“Law firm targets real estate companies for ADA suits over inaccessible websites”

Yes, mass production of web accessibility suits is under way: “A partner of [Pittsburgh-based] Carlson Lynch Sweet Kilpela & Carpenter, which represents plaintiffs in such cases, tells the [Chicago] Tribune that it sent out about 25 demand letters to real estate companies in recent months.” [ABA Journal; Kenneth Harney; our 15+ years of coverage of the slow-motion legal disaster that is web accessibility]


  • The Library of Congress could be given the authority, money, and mandate to create an on-line portal through which disabled users could access any website with maximum quality. This would save a lot of duplicated effort and threats to Internet quality.

    • I really doubt that’s possible. If it was, whatever the portal is supposed to do could be done better by accessibility software. I assume there would also be a problem with HTTPS and a portal trying to modify encrypted content – the solutions that would allow that, that I can think of, would negatively impact security.

      If a picture doesn’t have alt text, there’s no program in the world that can add it automatically. If a video doesn’t have captions, you can *try* to add them automatically, but software isn’t very good at that yet. Given that even humans sometimes have to ask each other to repeat ourselves, I don’t think such software will ever be 100% accurate. There’s no substitute for a human actually making the modifications to the content, in many cases.

  • Is there even a standard for what features a ADA complement website should provide? For things like ramps there are compliance building code that specify things like widths and gradient angles. Where are the similar specifications for a ADA complement website?

    • Last I heard, the government was planning to release those regulations sometime around 2018. Which makes it kind of ridiculous to start suing businesses now.

    • Nope, no legal standard and that’s part of the problem. This area of the law is truly a joke, costing millions in productivity and innovation.

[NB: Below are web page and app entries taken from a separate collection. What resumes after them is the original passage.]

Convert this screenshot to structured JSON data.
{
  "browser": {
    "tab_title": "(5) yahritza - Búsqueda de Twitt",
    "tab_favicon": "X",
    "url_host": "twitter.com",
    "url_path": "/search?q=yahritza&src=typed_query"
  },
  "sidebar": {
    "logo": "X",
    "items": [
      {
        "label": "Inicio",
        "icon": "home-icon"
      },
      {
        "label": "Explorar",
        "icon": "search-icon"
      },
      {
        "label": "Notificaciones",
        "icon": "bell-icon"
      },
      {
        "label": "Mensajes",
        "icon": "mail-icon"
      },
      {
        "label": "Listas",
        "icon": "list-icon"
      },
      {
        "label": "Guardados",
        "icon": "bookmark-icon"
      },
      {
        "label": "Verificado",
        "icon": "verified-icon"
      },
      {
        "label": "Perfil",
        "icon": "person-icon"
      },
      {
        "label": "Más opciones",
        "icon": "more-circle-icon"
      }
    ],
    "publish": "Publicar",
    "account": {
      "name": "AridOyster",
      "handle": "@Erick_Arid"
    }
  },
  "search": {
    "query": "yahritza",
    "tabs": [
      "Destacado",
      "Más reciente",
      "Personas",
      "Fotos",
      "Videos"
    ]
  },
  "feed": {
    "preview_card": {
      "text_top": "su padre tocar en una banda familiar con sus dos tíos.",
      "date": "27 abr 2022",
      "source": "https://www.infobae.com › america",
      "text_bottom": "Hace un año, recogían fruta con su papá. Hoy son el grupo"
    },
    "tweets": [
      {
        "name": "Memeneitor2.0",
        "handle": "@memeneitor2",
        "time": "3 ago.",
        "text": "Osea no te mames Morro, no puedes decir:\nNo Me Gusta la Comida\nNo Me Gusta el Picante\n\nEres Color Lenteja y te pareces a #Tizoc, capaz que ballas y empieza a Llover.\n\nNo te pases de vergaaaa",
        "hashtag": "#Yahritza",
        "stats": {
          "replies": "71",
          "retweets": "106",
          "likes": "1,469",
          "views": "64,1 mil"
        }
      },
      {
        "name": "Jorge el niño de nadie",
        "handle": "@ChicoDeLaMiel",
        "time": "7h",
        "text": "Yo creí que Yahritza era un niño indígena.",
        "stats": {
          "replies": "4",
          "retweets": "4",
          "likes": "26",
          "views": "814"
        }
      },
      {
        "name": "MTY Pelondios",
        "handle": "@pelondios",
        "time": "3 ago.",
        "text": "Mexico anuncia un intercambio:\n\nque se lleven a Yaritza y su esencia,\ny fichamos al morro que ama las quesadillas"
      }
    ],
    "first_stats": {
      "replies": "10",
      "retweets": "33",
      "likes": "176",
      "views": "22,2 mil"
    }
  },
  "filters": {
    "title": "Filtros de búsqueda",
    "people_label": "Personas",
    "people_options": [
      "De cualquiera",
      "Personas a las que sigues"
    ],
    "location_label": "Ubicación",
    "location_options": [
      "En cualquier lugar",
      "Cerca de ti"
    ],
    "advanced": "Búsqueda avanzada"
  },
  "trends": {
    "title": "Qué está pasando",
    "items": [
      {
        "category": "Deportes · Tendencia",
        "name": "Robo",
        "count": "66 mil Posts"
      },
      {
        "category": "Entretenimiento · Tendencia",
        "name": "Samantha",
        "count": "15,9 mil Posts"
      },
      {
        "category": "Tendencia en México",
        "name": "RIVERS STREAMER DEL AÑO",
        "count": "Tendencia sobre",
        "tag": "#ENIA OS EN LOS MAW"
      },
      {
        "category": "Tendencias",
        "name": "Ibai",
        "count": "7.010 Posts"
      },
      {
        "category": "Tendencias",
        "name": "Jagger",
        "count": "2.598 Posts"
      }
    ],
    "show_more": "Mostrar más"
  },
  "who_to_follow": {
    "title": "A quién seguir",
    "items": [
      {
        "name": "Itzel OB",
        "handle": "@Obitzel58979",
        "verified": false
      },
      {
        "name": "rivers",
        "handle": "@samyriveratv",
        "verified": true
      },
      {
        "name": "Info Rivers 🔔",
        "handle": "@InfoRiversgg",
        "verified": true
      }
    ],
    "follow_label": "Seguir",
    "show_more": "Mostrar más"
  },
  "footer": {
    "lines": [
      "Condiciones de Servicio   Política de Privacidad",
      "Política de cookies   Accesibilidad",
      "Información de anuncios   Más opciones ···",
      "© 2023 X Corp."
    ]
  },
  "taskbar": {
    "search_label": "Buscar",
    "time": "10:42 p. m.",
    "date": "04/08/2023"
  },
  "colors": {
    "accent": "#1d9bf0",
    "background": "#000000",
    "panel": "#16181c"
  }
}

  • Review section 508 which includes web accessibility language but only applies to the fed. Then look at fed web sites and compare with requirements… But quit acting like it’s rocket science… All it takes is text. Oh yeah, and the realization that java is accessible, javascript is not. W3C accessibility guide is a good start. C’mon, how hard do you think Walter works at making his site accessible? And yet, here I am and even commenting.